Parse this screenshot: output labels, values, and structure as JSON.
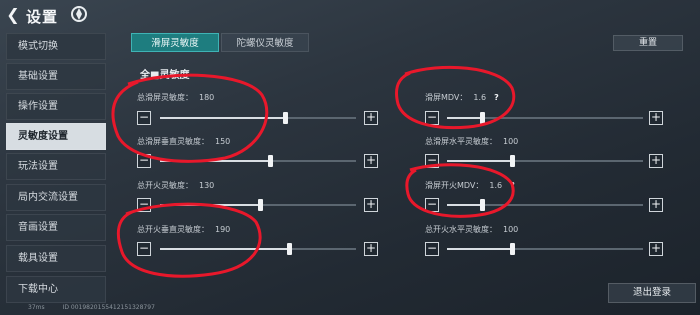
{
  "header": {
    "back_icon": "back-arrow-icon",
    "title": "设置",
    "brand_icon": "game-logo-icon"
  },
  "sidebar": {
    "items": [
      {
        "label": "模式切换"
      },
      {
        "label": "基础设置"
      },
      {
        "label": "操作设置"
      },
      {
        "label": "灵敏度设置",
        "active": true
      },
      {
        "label": "玩法设置"
      },
      {
        "label": "局内交流设置"
      },
      {
        "label": "音画设置"
      },
      {
        "label": "载具设置"
      },
      {
        "label": "下载中心"
      }
    ]
  },
  "tabs": [
    {
      "label": "滑屏灵敏度",
      "active": true
    },
    {
      "label": "陀螺仪灵敏度",
      "active": false
    }
  ],
  "reset_label": "重置",
  "section_title": "全■灵敏度",
  "settings": {
    "s1": {
      "label": "总滑屏灵敏度：",
      "value": "180",
      "fraction": 0.64
    },
    "s2": {
      "label": "总滑屏垂直灵敏度：",
      "value": "150",
      "fraction": 0.56
    },
    "s3": {
      "label": "总开火灵敏度：",
      "value": "130",
      "fraction": 0.51
    },
    "s4": {
      "label": "总开火垂直灵敏度：",
      "value": "190",
      "fraction": 0.66
    },
    "r1": {
      "label": "滑屏MDV：",
      "value": "1.6",
      "help": "?",
      "fraction": 0.18
    },
    "r2": {
      "label": "总滑屏水平灵敏度：",
      "value": "100",
      "fraction": 0.33
    },
    "r3": {
      "label": "滑屏开火MDV：",
      "value": "1.6",
      "help": "?",
      "fraction": 0.18
    },
    "r4": {
      "label": "总开火水平灵敏度：",
      "value": "100",
      "fraction": 0.33
    }
  },
  "logout_label": "退出登录",
  "footer": {
    "ping": "37ms",
    "id": "ID 0019820155412151328797"
  },
  "annotation_color": "#e8182b"
}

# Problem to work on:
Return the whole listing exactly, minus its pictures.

# Response:
Parse this screenshot: output labels, values, and structure as JSON.
{
  "header": {
    "back_icon": "back-arrow-icon",
    "title": "设置",
    "brand_icon": "game-logo-icon"
  },
  "sidebar": {
    "items": [
      {
        "label": "模式切换"
      },
      {
        "label": "基础设置"
      },
      {
        "label": "操作设置"
      },
      {
        "label": "灵敏度设置",
        "active": true
      },
      {
        "label": "玩法设置"
      },
      {
        "label": "局内交流设置"
      },
      {
        "label": "音画设置"
      },
      {
        "label": "载具设置"
      },
      {
        "label": "下载中心"
      }
    ]
  },
  "tabs": [
    {
      "label": "滑屏灵敏度",
      "active": true
    },
    {
      "label": "陀螺仪灵敏度",
      "active": false
    }
  ],
  "reset_label": "重置",
  "section_title": "全■灵敏度",
  "settings": {
    "s1": {
      "label": "总滑屏灵敏度：",
      "value": "180",
      "fraction": 0.64
    },
    "s2": {
      "label": "总滑屏垂直灵敏度：",
      "value": "150",
      "fraction": 0.56
    },
    "s3": {
      "label": "总开火灵敏度：",
      "value": "130",
      "fraction": 0.51
    },
    "s4": {
      "label": "总开火垂直灵敏度：",
      "value": "190",
      "fraction": 0.66
    },
    "r1": {
      "label": "滑屏MDV：",
      "value": "1.6",
      "help": "?",
      "fraction": 0.18
    },
    "r2": {
      "label": "总滑屏水平灵敏度：",
      "value": "100",
      "fraction": 0.33
    },
    "r3": {
      "label": "滑屏开火MDV：",
      "value": "1.6",
      "help": "?",
      "fraction": 0.18
    },
    "r4": {
      "label": "总开火水平灵敏度：",
      "value": "100",
      "fraction": 0.33
    }
  },
  "logout_label": "退出登录",
  "footer": {
    "ping": "37ms",
    "id": "ID 0019820155412151328797"
  },
  "annotation_color": "#e8182b"
}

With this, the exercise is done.